While these are certainly very bothersome symptoms, most of them will not negatively impact your overall health.
Increased heart disease, bone loss, and fractures (osteoporosis). The age for reaching menopause ranges from 40 to 58 with 51 being the average age a woman enters menopause. As women age, their ovaries lose the ability to produce estrogen and progesterone, so the brain tries to increase that production by producing stimulatory hormones: LH and FSH. Rising levels of these hormones are a hallmark of menopause that aids in the diagnosis. The levels of LH and FSH keep rising as the ovaries do not respond with sufficient amounts of estrogen and progesterone. This process is gradual and occurs over months.
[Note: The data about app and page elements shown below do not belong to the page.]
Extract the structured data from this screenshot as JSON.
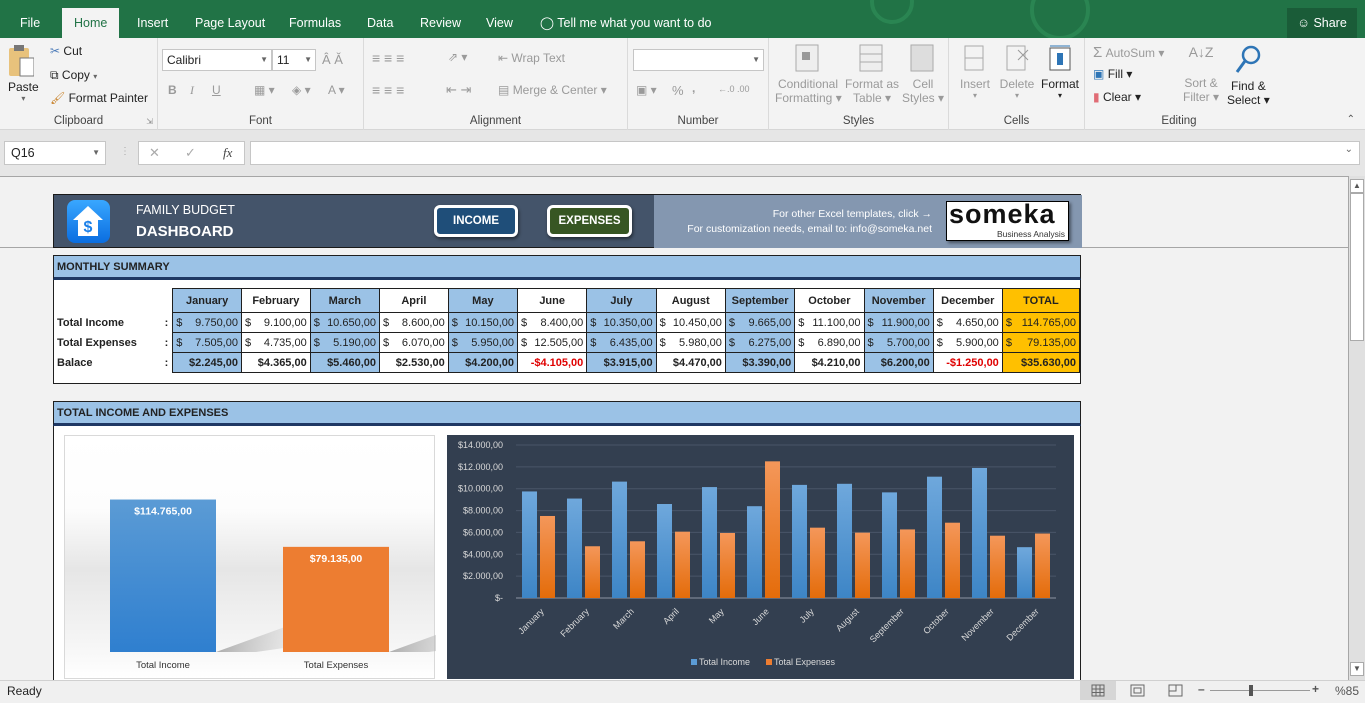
{
  "app": {
    "tabs": [
      "File",
      "Home",
      "Insert",
      "Page Layout",
      "Formulas",
      "Data",
      "Review",
      "View"
    ],
    "active_tab": "Home",
    "tell_me": "Tell me what you want to do",
    "share": "Share"
  },
  "ribbon": {
    "clipboard": {
      "label": "Clipboard",
      "paste": "Paste",
      "cut": "Cut",
      "copy": "Copy",
      "format_painter": "Format Painter"
    },
    "font": {
      "label": "Font",
      "font_name": "Calibri",
      "font_size": "11",
      "bold": "B",
      "italic": "I",
      "underline": "U"
    },
    "alignment": {
      "label": "Alignment",
      "wrap_text": "Wrap Text",
      "merge_center": "Merge & Center"
    },
    "number": {
      "label": "Number",
      "format_value": "",
      "percent": "%",
      "comma": ","
    },
    "styles": {
      "label": "Styles",
      "conditional_1": "Conditional",
      "conditional_2": "Formatting",
      "format_table_1": "Format as",
      "format_table_2": "Table",
      "cell_styles_1": "Cell",
      "cell_styles_2": "Styles"
    },
    "cells": {
      "label": "Cells",
      "insert": "Insert",
      "delete": "Delete",
      "format": "Format"
    },
    "editing": {
      "label": "Editing",
      "autosum": "AutoSum",
      "fill": "Fill",
      "clear": "Clear",
      "sort_1": "Sort &",
      "sort_2": "Filter",
      "find_1": "Find &",
      "find_2": "Select"
    }
  },
  "formula_bar": {
    "name_box": "Q16",
    "fx": "fx",
    "formula": ""
  },
  "banner": {
    "subtitle": "FAMILY BUDGET",
    "title": "DASHBOARD",
    "income_btn": "INCOME",
    "expenses_btn": "EXPENSES",
    "info_line1": "For other Excel templates, click →",
    "info_line2": "For customization needs, email to: info@someka.net",
    "logo_text": "someka",
    "logo_sub": "Business Analysis"
  },
  "summary": {
    "title": "MONTHLY SUMMARY",
    "months": [
      "January",
      "February",
      "March",
      "April",
      "May",
      "June",
      "July",
      "August",
      "September",
      "October",
      "November",
      "December"
    ],
    "total_label": "TOTAL",
    "rows": [
      {
        "label": "Total Income",
        "colon": ":",
        "values": [
          "9.750,00",
          "9.100,00",
          "10.650,00",
          "8.600,00",
          "10.150,00",
          "8.400,00",
          "10.350,00",
          "10.450,00",
          "9.665,00",
          "11.100,00",
          "11.900,00",
          "4.650,00"
        ],
        "total": "114.765,00"
      },
      {
        "label": "Total Expenses",
        "colon": ":",
        "values": [
          "7.505,00",
          "4.735,00",
          "5.190,00",
          "6.070,00",
          "5.950,00",
          "12.505,00",
          "6.435,00",
          "5.980,00",
          "6.275,00",
          "6.890,00",
          "5.700,00",
          "5.900,00"
        ],
        "total": "79.135,00"
      }
    ],
    "balance": {
      "label": "Balace",
      "colon": ":",
      "values": [
        "$2.245,00",
        "$4.365,00",
        "$5.460,00",
        "$2.530,00",
        "$4.200,00",
        "-$4.105,00",
        "$3.915,00",
        "$4.470,00",
        "$3.390,00",
        "$4.210,00",
        "$6.200,00",
        "-$1.250,00"
      ],
      "total": "$35.630,00"
    },
    "currency": "$"
  },
  "section2": {
    "title": "TOTAL INCOME AND EXPENSES"
  },
  "chart_data": [
    {
      "type": "bar",
      "title": "",
      "categories": [
        "Total Income",
        "Total Expenses"
      ],
      "values": [
        114765,
        79135
      ],
      "data_labels": [
        "$114.765,00",
        "$79.135,00"
      ],
      "colors": [
        "#4a8ed1",
        "#ed7d31"
      ],
      "ylim": [
        0,
        140000
      ],
      "grid": false,
      "legend": "none"
    },
    {
      "type": "bar",
      "title": "",
      "categories": [
        "January",
        "February",
        "March",
        "April",
        "May",
        "June",
        "July",
        "August",
        "September",
        "October",
        "November",
        "December"
      ],
      "series": [
        {
          "name": "Total Income",
          "color": "#5b9bd5",
          "values": [
            9750,
            9100,
            10650,
            8600,
            10150,
            8400,
            10350,
            10450,
            9665,
            11100,
            11900,
            4650
          ]
        },
        {
          "name": "Total Expenses",
          "color": "#ed7d31",
          "values": [
            7505,
            4735,
            5190,
            6070,
            5950,
            12505,
            6435,
            5980,
            6275,
            6890,
            5700,
            5900
          ]
        }
      ],
      "yticks": [
        0,
        2000,
        4000,
        6000,
        8000,
        10000,
        12000,
        14000
      ],
      "ytick_labels": [
        "$-",
        "$2.000,00",
        "$4.000,00",
        "$6.000,00",
        "$8.000,00",
        "$10.000,00",
        "$12.000,00",
        "$14.000,00"
      ],
      "ylim": [
        0,
        14000
      ],
      "grid": true,
      "legend": "bottom",
      "xlabel": "",
      "ylabel": ""
    }
  ],
  "status": {
    "ready": "Ready",
    "zoom": "%85"
  }
}
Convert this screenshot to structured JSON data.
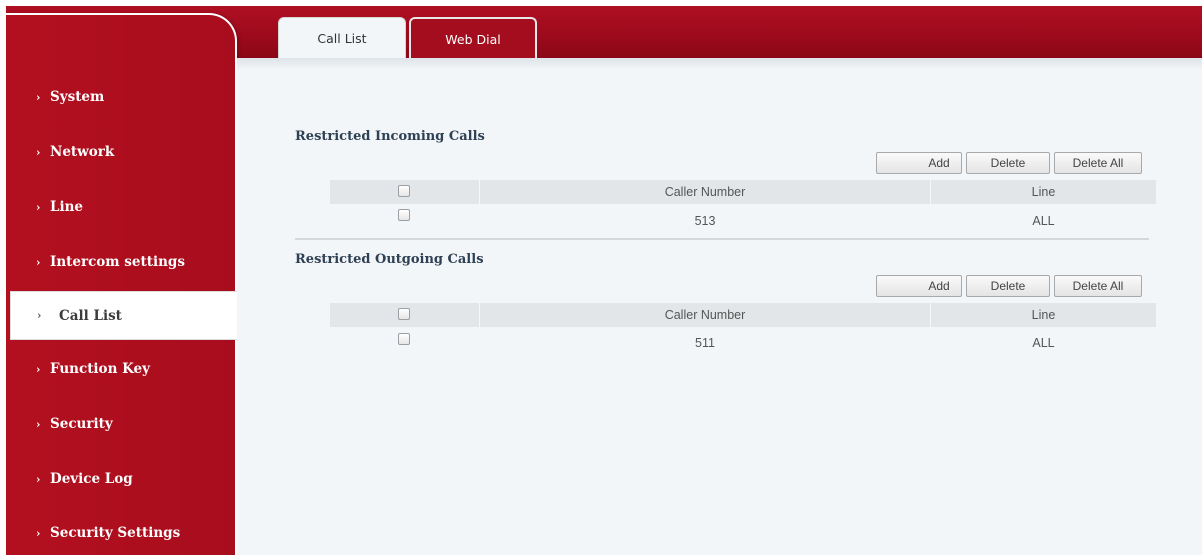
{
  "tabs": [
    {
      "label": "Call List"
    },
    {
      "label": "Web Dial"
    }
  ],
  "sidebar": {
    "items": [
      {
        "label": "System"
      },
      {
        "label": "Network"
      },
      {
        "label": "Line"
      },
      {
        "label": "Intercom settings"
      },
      {
        "label": "Call List",
        "active": true
      },
      {
        "label": "Function Key"
      },
      {
        "label": "Security"
      },
      {
        "label": "Device Log"
      },
      {
        "label": "Security Settings"
      }
    ],
    "chevron": "›"
  },
  "incoming": {
    "title": "Restricted Incoming Calls",
    "buttons": {
      "add": "Add",
      "delete": "Delete",
      "delete_all": "Delete All"
    },
    "columns": {
      "number": "Caller Number",
      "line": "Line"
    },
    "rows": [
      {
        "number": "513",
        "line": "ALL"
      }
    ]
  },
  "outgoing": {
    "title": "Restricted Outgoing Calls",
    "buttons": {
      "add": "Add",
      "delete": "Delete",
      "delete_all": "Delete All"
    },
    "columns": {
      "number": "Caller Number",
      "line": "Line"
    },
    "rows": [
      {
        "number": "511",
        "line": "ALL"
      }
    ]
  },
  "colors": {
    "brand": "#a40d1d",
    "content_bg": "#f3f6f8",
    "table_header": "#e2e6e9"
  }
}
Hormone levels often fluctuate and periods become irregular and then cease as the levels become too low. The fluctuations in these hormones often gives rise to symptoms which typically worsen as levels decrease. Most cells in the body have estrogen and progesterone receptors and thus not having those hormones leads to a wide array of symptoms. For example, hot flashes occur when estrogens stops regulating the body’s thermostat center in the brain, libido decreases as other hormones drop along with estrogen and progesterone, vaginal mucosa atrophies as estrogen ceases to maintain proper tissue environment, etc.